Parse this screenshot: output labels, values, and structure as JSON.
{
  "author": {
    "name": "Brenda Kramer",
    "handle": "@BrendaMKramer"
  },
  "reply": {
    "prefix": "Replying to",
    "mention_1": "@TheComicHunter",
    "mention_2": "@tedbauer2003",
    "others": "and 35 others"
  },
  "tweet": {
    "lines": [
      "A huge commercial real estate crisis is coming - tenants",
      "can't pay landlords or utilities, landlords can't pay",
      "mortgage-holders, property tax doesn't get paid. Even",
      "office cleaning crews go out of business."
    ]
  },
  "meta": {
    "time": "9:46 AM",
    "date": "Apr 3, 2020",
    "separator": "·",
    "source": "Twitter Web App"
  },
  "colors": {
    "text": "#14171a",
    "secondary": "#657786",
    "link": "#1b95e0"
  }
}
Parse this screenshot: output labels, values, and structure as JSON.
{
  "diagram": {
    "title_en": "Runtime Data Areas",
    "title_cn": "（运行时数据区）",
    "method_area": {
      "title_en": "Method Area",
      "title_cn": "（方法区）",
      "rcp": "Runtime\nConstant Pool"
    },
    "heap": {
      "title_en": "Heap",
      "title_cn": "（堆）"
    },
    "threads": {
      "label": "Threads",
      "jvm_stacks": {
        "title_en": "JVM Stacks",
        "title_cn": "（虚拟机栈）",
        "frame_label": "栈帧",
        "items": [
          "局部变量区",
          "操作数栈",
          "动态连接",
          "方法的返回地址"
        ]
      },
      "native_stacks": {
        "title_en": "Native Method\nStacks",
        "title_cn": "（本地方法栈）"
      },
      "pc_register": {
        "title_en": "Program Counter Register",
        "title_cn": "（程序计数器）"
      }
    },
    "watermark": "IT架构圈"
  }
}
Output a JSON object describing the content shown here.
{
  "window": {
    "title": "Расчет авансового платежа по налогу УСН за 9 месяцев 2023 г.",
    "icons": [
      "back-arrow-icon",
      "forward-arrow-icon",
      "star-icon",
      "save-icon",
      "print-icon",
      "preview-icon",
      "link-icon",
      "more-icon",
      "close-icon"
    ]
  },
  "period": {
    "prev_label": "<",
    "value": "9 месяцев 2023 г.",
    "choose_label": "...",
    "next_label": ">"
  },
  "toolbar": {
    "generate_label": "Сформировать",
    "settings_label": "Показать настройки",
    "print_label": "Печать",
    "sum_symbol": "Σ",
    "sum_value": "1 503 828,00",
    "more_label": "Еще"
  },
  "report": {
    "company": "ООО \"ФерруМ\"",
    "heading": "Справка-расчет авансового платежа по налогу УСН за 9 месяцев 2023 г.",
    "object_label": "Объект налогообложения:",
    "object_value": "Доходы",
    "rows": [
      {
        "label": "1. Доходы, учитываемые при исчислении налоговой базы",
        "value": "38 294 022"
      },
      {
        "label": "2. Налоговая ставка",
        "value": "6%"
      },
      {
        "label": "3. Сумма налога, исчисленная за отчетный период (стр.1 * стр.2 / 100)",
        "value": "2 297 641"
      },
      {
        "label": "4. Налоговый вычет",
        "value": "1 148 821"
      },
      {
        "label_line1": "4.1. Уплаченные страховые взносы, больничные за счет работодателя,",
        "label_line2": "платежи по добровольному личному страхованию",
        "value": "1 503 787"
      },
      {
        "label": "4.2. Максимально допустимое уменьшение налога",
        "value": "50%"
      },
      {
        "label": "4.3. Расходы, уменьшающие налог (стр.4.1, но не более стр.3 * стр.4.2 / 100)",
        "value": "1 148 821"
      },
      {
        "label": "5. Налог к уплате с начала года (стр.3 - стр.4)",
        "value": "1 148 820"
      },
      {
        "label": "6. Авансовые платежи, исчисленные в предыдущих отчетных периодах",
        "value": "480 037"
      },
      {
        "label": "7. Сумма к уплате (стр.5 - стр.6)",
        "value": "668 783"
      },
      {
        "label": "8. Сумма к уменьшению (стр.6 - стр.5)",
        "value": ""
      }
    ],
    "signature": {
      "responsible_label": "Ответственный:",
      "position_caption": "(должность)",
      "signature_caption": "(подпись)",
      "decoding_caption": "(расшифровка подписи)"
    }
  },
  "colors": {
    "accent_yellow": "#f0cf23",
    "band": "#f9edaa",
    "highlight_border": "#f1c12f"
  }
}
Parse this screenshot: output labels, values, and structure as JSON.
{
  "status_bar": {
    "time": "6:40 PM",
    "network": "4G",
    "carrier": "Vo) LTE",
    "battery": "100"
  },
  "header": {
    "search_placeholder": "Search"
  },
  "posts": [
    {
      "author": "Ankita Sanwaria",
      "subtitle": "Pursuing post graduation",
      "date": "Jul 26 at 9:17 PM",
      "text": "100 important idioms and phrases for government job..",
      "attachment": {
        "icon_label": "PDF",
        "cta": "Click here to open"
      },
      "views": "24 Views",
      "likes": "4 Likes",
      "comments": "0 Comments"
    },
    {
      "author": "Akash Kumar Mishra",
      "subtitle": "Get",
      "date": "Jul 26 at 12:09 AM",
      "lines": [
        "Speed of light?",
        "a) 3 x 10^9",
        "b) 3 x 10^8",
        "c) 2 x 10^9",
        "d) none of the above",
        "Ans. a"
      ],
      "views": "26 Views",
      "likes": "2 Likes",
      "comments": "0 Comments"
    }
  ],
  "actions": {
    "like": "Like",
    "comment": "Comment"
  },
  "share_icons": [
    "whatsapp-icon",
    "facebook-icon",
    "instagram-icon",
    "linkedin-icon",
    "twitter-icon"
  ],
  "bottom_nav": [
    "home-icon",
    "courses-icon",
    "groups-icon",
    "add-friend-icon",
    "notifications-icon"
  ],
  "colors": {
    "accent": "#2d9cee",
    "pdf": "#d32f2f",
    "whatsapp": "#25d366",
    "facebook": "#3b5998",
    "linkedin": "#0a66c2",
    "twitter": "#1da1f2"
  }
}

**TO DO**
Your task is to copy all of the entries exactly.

**ANSWER SECTION**
Parse this screenshot: output labels, values, and structure as JSON.
{
  "author": {
    "name": "Brenda Kramer",
    "handle": "@BrendaMKramer"
  },
  "reply": {
    "prefix": "Replying to",
    "mention_1": "@TheComicHunter",
    "mention_2": "@tedbauer2003",
    "others": "and 35 others"
  },
  "tweet": {
    "lines": [
      "A huge commercial real estate crisis is coming - tenants",
      "can't pay landlords or utilities, landlords can't pay",
      "mortgage-holders, property tax doesn't get paid. Even",
      "office cleaning crews go out of business."
    ]
  },
  "meta": {
    "time": "9:46 AM",
    "date": "Apr 3, 2020",
    "separator": "·",
    "source": "Twitter Web App"
  },
  "colors": {
    "text": "#14171a",
    "secondary": "#657786",
    "link": "#1b95e0"
  }
}
Parse this screenshot: output labels, values, and structure as JSON.
{
  "diagram": {
    "title_en": "Runtime Data Areas",
    "title_cn": "（运行时数据区）",
    "method_area": {
      "title_en": "Method Area",
      "title_cn": "（方法区）",
      "rcp": "Runtime\nConstant Pool"
    },
    "heap": {
      "title_en": "Heap",
      "title_cn": "（堆）"
    },
    "threads": {
      "label": "Threads",
      "jvm_stacks": {
        "title_en": "JVM Stacks",
        "title_cn": "（虚拟机栈）",
        "frame_label": "栈帧",
        "items": [
          "局部变量区",
          "操作数栈",
          "动态连接",
          "方法的返回地址"
        ]
      },
      "native_stacks": {
        "title_en": "Native Method\nStacks",
        "title_cn": "（本地方法栈）"
      },
      "pc_register": {
        "title_en": "Program Counter Register",
        "title_cn": "（程序计数器）"
      }
    },
    "watermark": "IT架构圈"
  }
}
Output a JSON object describing the content shown here.
{
  "window": {
    "title": "Расчет авансового платежа по налогу УСН за 9 месяцев 2023 г.",
    "icons": [
      "back-arrow-icon",
      "forward-arrow-icon",
      "star-icon",
      "save-icon",
      "print-icon",
      "preview-icon",
      "link-icon",
      "more-icon",
      "close-icon"
    ]
  },
  "period": {
    "prev_label": "<",
    "value": "9 месяцев 2023 г.",
    "choose_label": "...",
    "next_label": ">"
  },
  "toolbar": {
    "generate_label": "Сформировать",
    "settings_label": "Показать настройки",
    "print_label": "Печать",
    "sum_symbol": "Σ",
    "sum_value": "1 503 828,00",
    "more_label": "Еще"
  },
  "report": {
    "company": "ООО \"ФерруМ\"",
    "heading": "Справка-расчет авансового платежа по налогу УСН за 9 месяцев 2023 г.",
    "object_label": "Объект налогообложения:",
    "object_value": "Доходы",
    "rows": [
      {
        "label": "1. Доходы, учитываемые при исчислении налоговой базы",
        "value": "38 294 022"
      },
      {
        "label": "2. Налоговая ставка",
        "value": "6%"
      },
      {
        "label": "3. Сумма налога, исчисленная за отчетный период (стр.1 * стр.2 / 100)",
        "value": "2 297 641"
      },
      {
        "label": "4. Налоговый вычет",
        "value": "1 148 821"
      },
      {
        "label_line1": "4.1. Уплаченные страховые взносы, больничные за счет работодателя,",
        "label_line2": "платежи по добровольному личному страхованию",
        "value": "1 503 787"
      },
      {
        "label": "4.2. Максимально допустимое уменьшение налога",
        "value": "50%"
      },
      {
        "label": "4.3. Расходы, уменьшающие налог (стр.4.1, но не более стр.3 * стр.4.2 / 100)",
        "value": "1 148 821"
      },
      {
        "label": "5. Налог к уплате с начала года (стр.3 - стр.4)",
        "value": "1 148 820"
      },
      {
        "label": "6. Авансовые платежи, исчисленные в предыдущих отчетных периодах",
        "value": "480 037"
      },
      {
        "label": "7. Сумма к уплате (стр.5 - стр.6)",
        "value": "668 783"
      },
      {
        "label": "8. Сумма к уменьшению (стр.6 - стр.5)",
        "value": ""
      }
    ],
    "signature": {
      "responsible_label": "Ответственный:",
      "position_caption": "(должность)",
      "signature_caption": "(подпись)",
      "decoding_caption": "(расшифровка подписи)"
    }
  },
  "colors": {
    "accent_yellow": "#f0cf23",
    "band": "#f9edaa",
    "highlight_border": "#f1c12f"
  }
}
Parse this screenshot: output labels, values, and structure as JSON.
{
  "status_bar": {
    "time": "6:40 PM",
    "network": "4G",
    "carrier": "Vo) LTE",
    "battery": "100"
  },
  "header": {
    "search_placeholder": "Search"
  },
  "posts": [
    {
      "author": "Ankita Sanwaria",
      "subtitle": "Pursuing post graduation",
      "date": "Jul 26 at 9:17 PM",
      "text": "100 important idioms and phrases for government job..",
      "attachment": {
        "icon_label": "PDF",
        "cta": "Click here to open"
      },
      "views": "24 Views",
      "likes": "4 Likes",
      "comments": "0 Comments"
    },
    {
      "author": "Akash Kumar Mishra",
      "subtitle": "Get",
      "date": "Jul 26 at 12:09 AM",
      "lines": [
        "Speed of light?",
        "a) 3 x 10^9",
        "b) 3 x 10^8",
        "c) 2 x 10^9",
        "d) none of the above",
        "Ans. a"
      ],
      "views": "26 Views",
      "likes": "2 Likes",
      "comments": "0 Comments"
    }
  ],
  "actions": {
    "like": "Like",
    "comment": "Comment"
  },
  "share_icons": [
    "whatsapp-icon",
    "facebook-icon",
    "instagram-icon",
    "linkedin-icon",
    "twitter-icon"
  ],
  "bottom_nav": [
    "home-icon",
    "courses-icon",
    "groups-icon",
    "add-friend-icon",
    "notifications-icon"
  ],
  "colors": {
    "accent": "#2d9cee",
    "pdf": "#d32f2f",
    "whatsapp": "#25d366",
    "facebook": "#3b5998",
    "linkedin": "#0a66c2",
    "twitter": "#1da1f2"
  }
}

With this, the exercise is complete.